*WHAT THE TASK ASKS:* The entries below are to be printed again word for word.

Stored entries
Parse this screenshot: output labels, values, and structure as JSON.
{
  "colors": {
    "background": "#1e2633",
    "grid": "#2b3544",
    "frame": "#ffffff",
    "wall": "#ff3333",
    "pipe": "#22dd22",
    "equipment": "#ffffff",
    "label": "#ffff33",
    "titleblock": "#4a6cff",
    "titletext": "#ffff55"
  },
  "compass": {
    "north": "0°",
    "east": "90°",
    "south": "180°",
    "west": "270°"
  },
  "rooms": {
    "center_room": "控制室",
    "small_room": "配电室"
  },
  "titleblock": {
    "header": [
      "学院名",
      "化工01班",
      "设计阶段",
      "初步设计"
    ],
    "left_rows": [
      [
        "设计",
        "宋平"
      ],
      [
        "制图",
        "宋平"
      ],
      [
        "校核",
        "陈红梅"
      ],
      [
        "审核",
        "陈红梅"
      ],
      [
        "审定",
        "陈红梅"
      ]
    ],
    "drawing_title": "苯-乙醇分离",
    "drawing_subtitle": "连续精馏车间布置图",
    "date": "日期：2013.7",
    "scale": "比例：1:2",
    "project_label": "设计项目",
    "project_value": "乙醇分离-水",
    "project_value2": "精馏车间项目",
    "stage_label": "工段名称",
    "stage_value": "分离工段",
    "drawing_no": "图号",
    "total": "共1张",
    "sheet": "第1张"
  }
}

*WRITTEN SOLUTION:*
Parse this screenshot: output labels, values, and structure as JSON.
{
  "colors": {
    "background": "#1e2633",
    "grid": "#2b3544",
    "frame": "#ffffff",
    "wall": "#ff3333",
    "pipe": "#22dd22",
    "equipment": "#ffffff",
    "label": "#ffff33",
    "titleblock": "#4a6cff",
    "titletext": "#ffff55"
  },
  "compass": {
    "north": "0°",
    "east": "90°",
    "south": "180°",
    "west": "270°"
  },
  "rooms": {
    "center_room": "控制室",
    "small_room": "配电室"
  },
  "titleblock": {
    "header": [
      "学院名",
      "化工01班",
      "设计阶段",
      "初步设计"
    ],
    "left_rows": [
      [
        "设计",
        "宋平"
      ],
      [
        "制图",
        "宋平"
      ],
      [
        "校核",
        "陈红梅"
      ],
      [
        "审核",
        "陈红梅"
      ],
      [
        "审定",
        "陈红梅"
      ]
    ],
    "drawing_title": "苯-乙醇分离",
    "drawing_subtitle": "连续精馏车间布置图",
    "date": "日期：2013.7",
    "scale": "比例：1:2",
    "project_label": "设计项目",
    "project_value": "乙醇分离-水",
    "project_value2": "精馏车间项目",
    "stage_label": "工段名称",
    "stage_value": "分离工段",
    "drawing_no": "图号",
    "total": "共1张",
    "sheet": "第1张"
  }
}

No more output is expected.